- **Task item**
Find the lines in the records below that contain "diary", and report each of them.

- **Exercise input**
◇ ◇ ◇

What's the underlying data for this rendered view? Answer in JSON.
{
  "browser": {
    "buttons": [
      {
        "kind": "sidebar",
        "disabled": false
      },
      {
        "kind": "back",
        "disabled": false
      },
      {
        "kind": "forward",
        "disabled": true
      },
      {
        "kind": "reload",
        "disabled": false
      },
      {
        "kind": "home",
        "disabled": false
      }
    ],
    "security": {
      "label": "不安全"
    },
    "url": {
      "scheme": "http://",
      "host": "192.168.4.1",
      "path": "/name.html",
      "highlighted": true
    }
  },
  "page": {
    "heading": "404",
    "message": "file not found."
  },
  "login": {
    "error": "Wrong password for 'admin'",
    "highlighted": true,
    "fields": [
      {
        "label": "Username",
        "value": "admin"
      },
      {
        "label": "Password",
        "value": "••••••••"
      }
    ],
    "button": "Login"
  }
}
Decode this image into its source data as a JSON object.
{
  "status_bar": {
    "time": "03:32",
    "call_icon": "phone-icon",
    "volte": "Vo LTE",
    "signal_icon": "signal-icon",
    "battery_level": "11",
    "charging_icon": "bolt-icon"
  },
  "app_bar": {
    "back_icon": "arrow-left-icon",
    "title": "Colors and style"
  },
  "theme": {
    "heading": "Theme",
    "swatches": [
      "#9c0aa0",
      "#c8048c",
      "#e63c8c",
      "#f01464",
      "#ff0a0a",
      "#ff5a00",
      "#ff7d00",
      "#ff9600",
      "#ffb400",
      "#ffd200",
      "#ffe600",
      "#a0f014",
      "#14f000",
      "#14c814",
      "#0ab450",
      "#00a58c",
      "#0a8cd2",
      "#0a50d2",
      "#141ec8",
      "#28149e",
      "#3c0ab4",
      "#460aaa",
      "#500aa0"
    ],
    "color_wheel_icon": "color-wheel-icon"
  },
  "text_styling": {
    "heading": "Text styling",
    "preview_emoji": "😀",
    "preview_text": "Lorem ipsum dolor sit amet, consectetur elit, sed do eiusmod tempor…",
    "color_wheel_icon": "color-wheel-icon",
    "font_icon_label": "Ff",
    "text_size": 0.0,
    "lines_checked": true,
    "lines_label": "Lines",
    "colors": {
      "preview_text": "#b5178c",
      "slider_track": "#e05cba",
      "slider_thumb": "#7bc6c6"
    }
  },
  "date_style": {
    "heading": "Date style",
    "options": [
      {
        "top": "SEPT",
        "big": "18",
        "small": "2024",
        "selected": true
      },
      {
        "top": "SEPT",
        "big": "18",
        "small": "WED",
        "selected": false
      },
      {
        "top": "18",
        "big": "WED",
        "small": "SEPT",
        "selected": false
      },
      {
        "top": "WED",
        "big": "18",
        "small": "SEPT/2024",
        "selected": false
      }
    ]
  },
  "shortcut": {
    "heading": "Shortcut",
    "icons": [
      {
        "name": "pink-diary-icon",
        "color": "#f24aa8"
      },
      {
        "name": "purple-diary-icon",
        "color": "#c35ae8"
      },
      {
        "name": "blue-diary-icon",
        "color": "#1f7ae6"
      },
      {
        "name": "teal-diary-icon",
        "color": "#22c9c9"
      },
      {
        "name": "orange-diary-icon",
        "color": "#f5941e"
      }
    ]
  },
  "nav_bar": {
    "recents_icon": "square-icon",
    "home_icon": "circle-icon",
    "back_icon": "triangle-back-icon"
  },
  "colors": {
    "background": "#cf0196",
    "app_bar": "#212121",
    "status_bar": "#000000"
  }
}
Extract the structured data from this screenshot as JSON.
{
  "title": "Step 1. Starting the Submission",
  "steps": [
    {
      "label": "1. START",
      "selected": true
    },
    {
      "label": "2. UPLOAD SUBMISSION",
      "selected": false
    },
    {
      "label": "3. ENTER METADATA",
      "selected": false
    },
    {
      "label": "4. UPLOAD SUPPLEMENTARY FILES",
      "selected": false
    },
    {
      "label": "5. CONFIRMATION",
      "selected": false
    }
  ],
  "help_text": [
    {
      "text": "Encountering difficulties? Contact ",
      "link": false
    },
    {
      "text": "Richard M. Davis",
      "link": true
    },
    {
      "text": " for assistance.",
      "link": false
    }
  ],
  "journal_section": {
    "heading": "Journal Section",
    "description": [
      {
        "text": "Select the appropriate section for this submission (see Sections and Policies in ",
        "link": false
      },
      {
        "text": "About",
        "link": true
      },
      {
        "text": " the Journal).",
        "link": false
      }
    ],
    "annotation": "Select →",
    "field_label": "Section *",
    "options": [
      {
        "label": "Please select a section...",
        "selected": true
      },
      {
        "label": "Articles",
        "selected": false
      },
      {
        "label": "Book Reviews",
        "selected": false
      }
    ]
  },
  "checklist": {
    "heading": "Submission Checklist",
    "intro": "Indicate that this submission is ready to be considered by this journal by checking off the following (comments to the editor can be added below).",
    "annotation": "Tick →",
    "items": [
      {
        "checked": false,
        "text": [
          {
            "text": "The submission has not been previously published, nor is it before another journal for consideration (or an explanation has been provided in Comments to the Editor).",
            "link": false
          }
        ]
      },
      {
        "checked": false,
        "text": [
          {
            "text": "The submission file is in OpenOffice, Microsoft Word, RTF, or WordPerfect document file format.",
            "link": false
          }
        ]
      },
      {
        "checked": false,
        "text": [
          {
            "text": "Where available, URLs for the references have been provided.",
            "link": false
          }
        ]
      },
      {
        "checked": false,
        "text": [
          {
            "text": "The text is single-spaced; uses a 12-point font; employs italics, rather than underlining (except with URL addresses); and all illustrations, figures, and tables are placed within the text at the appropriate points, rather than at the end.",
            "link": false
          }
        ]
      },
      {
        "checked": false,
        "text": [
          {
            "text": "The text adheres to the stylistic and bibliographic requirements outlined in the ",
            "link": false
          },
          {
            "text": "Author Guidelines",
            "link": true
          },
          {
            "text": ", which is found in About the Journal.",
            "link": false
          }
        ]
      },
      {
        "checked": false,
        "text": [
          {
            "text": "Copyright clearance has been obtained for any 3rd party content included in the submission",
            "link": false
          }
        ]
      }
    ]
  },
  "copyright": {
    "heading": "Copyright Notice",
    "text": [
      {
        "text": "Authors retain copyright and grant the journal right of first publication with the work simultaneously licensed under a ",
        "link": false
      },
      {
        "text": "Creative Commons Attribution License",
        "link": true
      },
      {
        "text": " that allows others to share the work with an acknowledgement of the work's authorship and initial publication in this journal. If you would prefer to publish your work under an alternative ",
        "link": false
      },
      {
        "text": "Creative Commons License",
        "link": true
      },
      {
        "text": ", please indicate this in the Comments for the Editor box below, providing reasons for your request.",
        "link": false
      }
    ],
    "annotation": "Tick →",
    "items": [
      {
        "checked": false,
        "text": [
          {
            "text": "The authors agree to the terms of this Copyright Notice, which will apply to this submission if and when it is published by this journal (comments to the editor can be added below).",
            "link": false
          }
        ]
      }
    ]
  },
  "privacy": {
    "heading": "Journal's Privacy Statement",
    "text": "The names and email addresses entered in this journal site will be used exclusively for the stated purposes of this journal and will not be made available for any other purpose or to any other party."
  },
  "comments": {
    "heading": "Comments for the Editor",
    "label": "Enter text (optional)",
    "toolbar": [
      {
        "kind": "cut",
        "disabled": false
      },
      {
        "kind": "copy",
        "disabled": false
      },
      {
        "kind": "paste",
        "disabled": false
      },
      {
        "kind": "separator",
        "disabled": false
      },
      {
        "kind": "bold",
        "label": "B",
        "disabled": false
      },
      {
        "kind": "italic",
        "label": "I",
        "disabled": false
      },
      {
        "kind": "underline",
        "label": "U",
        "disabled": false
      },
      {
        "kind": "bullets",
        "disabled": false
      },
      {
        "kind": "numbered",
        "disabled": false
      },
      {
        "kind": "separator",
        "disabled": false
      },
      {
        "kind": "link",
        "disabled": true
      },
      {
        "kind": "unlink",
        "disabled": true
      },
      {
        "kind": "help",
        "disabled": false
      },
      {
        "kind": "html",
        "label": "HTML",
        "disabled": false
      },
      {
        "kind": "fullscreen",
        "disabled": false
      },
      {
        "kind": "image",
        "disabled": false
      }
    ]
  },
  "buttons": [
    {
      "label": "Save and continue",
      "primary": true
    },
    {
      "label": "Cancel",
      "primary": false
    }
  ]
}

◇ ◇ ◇

- **Finished exercise**
        "name": "pink-diary-icon",
        "name": "purple-diary-icon",
        "name": "blue-diary-icon",
        "name": "teal-diary-icon",
        "name": "orange-diary-icon",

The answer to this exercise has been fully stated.